• **Work required**:
Pull every line with "value" from the entries below.

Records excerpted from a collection
━━━━━━━━━━━━━━━━━━━━━━━━━━━━━━

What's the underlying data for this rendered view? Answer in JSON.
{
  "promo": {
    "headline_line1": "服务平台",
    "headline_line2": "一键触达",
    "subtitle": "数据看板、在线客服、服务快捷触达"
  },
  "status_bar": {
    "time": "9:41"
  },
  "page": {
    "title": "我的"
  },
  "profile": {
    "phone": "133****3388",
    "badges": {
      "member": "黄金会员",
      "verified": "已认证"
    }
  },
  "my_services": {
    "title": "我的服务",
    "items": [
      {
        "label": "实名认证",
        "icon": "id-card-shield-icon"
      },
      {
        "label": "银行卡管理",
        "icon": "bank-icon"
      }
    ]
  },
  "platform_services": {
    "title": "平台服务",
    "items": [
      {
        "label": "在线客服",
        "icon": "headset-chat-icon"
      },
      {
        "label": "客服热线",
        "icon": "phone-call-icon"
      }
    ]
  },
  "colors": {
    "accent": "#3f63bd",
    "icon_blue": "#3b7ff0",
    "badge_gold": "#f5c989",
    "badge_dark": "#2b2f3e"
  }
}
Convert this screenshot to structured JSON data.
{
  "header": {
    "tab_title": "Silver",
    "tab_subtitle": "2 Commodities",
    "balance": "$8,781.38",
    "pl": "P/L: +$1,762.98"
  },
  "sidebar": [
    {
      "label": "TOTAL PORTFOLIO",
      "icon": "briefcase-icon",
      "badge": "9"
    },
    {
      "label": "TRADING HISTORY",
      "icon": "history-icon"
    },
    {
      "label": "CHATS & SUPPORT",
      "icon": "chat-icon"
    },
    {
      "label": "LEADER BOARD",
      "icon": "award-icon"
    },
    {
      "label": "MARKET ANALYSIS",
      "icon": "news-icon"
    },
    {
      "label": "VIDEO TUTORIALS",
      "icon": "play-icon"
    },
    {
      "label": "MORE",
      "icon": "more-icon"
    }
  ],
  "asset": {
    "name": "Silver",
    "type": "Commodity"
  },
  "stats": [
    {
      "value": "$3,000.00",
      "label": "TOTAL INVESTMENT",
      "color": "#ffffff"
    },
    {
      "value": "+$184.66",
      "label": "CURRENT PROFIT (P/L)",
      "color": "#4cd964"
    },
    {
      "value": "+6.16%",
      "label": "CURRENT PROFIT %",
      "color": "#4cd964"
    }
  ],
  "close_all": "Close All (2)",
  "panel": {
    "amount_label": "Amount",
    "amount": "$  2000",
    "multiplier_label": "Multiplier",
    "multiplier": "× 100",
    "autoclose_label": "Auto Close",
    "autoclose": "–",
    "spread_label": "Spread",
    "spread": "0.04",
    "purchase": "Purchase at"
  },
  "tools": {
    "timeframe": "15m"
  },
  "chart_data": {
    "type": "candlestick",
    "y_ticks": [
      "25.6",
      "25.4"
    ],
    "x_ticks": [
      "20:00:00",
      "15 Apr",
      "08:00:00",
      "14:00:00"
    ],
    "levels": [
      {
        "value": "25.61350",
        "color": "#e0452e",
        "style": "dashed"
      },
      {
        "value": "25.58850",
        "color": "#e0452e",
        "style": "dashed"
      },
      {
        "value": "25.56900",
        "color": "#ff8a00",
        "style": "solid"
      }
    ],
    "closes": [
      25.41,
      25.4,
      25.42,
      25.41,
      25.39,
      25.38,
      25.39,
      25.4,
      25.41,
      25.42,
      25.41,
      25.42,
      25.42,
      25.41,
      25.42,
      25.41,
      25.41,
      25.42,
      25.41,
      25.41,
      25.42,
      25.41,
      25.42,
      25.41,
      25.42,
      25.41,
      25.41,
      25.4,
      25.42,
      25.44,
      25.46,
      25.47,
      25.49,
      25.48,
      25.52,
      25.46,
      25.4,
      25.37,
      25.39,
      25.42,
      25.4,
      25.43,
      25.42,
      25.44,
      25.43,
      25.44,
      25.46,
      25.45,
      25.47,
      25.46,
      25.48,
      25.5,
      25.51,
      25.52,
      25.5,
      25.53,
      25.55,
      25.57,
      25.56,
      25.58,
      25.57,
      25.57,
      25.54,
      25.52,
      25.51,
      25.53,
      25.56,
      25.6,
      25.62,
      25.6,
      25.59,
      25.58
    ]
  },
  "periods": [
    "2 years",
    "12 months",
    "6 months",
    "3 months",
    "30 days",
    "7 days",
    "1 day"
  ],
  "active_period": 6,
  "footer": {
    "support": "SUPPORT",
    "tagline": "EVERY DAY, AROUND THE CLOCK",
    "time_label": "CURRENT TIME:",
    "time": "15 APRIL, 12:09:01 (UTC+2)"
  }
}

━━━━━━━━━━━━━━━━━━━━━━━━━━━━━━

• **Exercise solution**:
      "value": "$3,000.00",
      "value": "+$184.66",
      "value": "+6.16%",
        "value": "25.61350",
        "value": "25.58850",
        "value": "25.56900",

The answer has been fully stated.